In the early C19th the parish had been given powers to pave and light the square and surrounding streets and the Kensington Improvement Act of 1861 brought more advantages. The C20th saw major changes to the area with the development of the High Street and its department stores such as Barkers, with whom the residents of Kensington Square successfully battled for the survival of their central garden. In 1928 the Report of the Royal Commission on London Squares stated that 'for the past dozen years the square has been fighting for its life against growing power of Messrs. Barkers. Being single freeholds, presumably if Messrs.

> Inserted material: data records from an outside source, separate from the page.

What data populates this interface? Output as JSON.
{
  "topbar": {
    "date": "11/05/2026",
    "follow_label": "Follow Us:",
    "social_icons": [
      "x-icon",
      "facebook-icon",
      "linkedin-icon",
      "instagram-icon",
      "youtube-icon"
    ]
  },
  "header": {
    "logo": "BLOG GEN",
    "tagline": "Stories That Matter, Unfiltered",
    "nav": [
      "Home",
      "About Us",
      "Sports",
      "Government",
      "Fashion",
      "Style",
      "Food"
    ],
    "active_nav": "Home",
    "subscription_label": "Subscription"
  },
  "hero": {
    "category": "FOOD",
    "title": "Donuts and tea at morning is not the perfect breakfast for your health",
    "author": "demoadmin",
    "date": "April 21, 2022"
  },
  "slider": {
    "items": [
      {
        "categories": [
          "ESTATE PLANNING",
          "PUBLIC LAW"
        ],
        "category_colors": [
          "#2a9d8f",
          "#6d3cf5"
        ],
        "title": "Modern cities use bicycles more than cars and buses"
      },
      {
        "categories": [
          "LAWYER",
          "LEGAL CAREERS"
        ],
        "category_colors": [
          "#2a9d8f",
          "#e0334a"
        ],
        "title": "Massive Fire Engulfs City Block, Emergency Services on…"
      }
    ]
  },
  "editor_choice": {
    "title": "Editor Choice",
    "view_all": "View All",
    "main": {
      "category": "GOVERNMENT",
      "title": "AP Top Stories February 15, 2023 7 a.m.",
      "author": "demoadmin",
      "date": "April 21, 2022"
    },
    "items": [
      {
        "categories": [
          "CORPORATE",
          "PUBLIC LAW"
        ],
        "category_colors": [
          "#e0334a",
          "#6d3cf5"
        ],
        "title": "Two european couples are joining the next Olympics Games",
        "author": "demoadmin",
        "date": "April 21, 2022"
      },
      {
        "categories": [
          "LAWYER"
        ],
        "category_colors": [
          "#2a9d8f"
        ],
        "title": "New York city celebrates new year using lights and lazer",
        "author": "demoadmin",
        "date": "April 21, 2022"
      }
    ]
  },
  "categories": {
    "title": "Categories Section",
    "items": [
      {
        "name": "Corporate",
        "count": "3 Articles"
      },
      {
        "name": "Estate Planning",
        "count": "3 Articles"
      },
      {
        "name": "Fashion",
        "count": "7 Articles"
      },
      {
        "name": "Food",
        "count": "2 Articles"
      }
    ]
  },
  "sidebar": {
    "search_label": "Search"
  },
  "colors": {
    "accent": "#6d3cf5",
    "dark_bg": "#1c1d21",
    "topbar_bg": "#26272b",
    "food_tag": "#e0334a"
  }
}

Barkers acquired all the freeholds the square garden would belong to them to use for any purpose they pleased. To prevent this happening the remaining resident householders entered into a mutual covenant in 1923 binding themselves not to assign their houses to any person or firm for the purpose of carrying on thereon any commercial business or using the same for any other purposes than as a private dwelling-house'. In 1928 the garden was described as 'an attractive open space, almost square in shape, surrounded by a hedge. Contains well-kept lawns and flower beds and some fine trees'. It was maintained by the householders out of proceeds of a rate levied on the occupiers of the houses by the Borough Council for this purpose.
Kensington Square has many famous residents, who include Sir Edward Burne-Jones (1833-1898) who lived at No. 41; John Stuart Mill (1806-1873) lived at No. 18, musician Sir Charles Hubert Parry (1848-1918) lived at No. 17, and the pioneer of public health Sir John Simon (1816-1904) lived at No. 40. Kensington Square is protected under 1803 and 1851 Garden Square Acts.
Bridget Cherry and Nikolaus Pevsner, 'The Buildings of England London 3: North West' (Penguin, 1999 ed); London Garden Squares Day booklet 2001; RBKC Kensington Square Conservation Area Proposals Statement (nd); Report of the Royal Commission on London Square, 1928